- Memory Function: The system includes a power-off memory function, ensuring that it will continue operating in the same mode and settings after a power outage.
This kit is particularly beneficial for those looking to grow weed or other plants in a controlled, soilless environment, offering a balance of efficiency, control, and quality of produce.
Even if you have zero experience with hydroponic growing, the intuitive Hydroline12 will ensure your first experience with hydroponics is super successful.
When considering the cultivation of weed, it's essential to have a thorough understanding of and strict adherence to local laws and regulations. These legal guidelines can vary significantly by region, country, or state, and may encompass a variety of aspects including:
- Cultivation Limits: There might be restrictions on the number of plants you can grow or the amount of weed you can possess.
- Licensing Requirements: Some regions require growers to obtain specific licenses or permits.
- Zoning Laws: There may be regulations on where you can grow weed, such as distances from schools or public areas.
- Age Restrictions: Legal cultivation is often limited to individuals above a certain age, typically 18 or 21.
- Sale and Distribution Laws: Laws often distinguish between cultivation for personal use and for commercial purposes, with different regulations for each.
- Taxation and Reporting Requirements: Legal weed cultivation might entail tax obligations and mandatory reporting of your activities to authorities.
- Compliance with Safety and Quality Standards: There may be stipulations regarding the safety, quality, and testing of the weed you grow.
Non-compliance with these laws can result in severe legal consequences, including fines, criminal charges, and imprisonment. Therefore, it's imperative for anyone considering weed cultivation to seek legal advice and ensure full compliance with all local regulations.
The Future of Hydroponic Growing

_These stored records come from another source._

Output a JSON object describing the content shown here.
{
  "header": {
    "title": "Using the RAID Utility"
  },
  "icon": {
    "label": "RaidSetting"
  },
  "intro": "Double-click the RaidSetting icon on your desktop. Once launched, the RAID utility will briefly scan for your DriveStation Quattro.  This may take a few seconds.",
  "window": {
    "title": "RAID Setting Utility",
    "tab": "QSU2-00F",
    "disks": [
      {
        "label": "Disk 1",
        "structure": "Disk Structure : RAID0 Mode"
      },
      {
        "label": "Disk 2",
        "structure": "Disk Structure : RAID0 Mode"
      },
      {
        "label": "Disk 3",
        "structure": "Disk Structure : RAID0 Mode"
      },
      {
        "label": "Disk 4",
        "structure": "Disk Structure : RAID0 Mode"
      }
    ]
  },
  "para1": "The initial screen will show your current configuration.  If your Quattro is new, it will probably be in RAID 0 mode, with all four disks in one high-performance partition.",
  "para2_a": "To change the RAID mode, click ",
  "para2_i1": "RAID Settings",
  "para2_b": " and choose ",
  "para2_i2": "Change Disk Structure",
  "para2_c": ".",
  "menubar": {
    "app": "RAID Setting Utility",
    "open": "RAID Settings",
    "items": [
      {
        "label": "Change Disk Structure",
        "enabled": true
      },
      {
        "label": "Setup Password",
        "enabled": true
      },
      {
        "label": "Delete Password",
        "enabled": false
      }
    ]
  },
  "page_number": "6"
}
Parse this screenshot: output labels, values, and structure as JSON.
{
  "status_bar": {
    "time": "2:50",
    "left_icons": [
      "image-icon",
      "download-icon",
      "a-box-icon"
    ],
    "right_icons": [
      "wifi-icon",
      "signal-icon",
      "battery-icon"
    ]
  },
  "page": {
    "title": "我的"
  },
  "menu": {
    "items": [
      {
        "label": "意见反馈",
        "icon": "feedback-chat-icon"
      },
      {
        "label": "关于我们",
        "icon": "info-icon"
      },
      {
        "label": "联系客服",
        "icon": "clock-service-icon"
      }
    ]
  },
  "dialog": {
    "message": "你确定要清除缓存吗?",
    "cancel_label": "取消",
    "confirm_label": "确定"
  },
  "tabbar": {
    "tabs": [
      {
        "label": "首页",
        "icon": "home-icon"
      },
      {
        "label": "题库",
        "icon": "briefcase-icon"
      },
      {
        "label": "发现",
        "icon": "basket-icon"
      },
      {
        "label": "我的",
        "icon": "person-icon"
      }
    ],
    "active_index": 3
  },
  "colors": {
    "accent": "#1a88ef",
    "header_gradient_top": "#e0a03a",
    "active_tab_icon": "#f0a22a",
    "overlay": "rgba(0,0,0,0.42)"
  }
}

With the growing acceptance of legalization and technological advancements, hydroponic weed cultivation is on the brink of becoming a more prevalent practice. This method, known for its efficiency and high-quality weed production, is gaining popularity among both commercial and individual growers.
Hydroponic cultivation marks a transformative era in weed farming, offering the advantages of enhanced yields, meticulous quality control, and environmental sustainability. As the weed industry continues to evolve, hydroponic methods are expected to be at the forefront of this agricultural revolution.
Successful hydroponic weed cultivation hinges on thorough research, a deep understanding of the chosen system, and adherence to local legal regulations. Here's to fruitful hydroponic cultivation!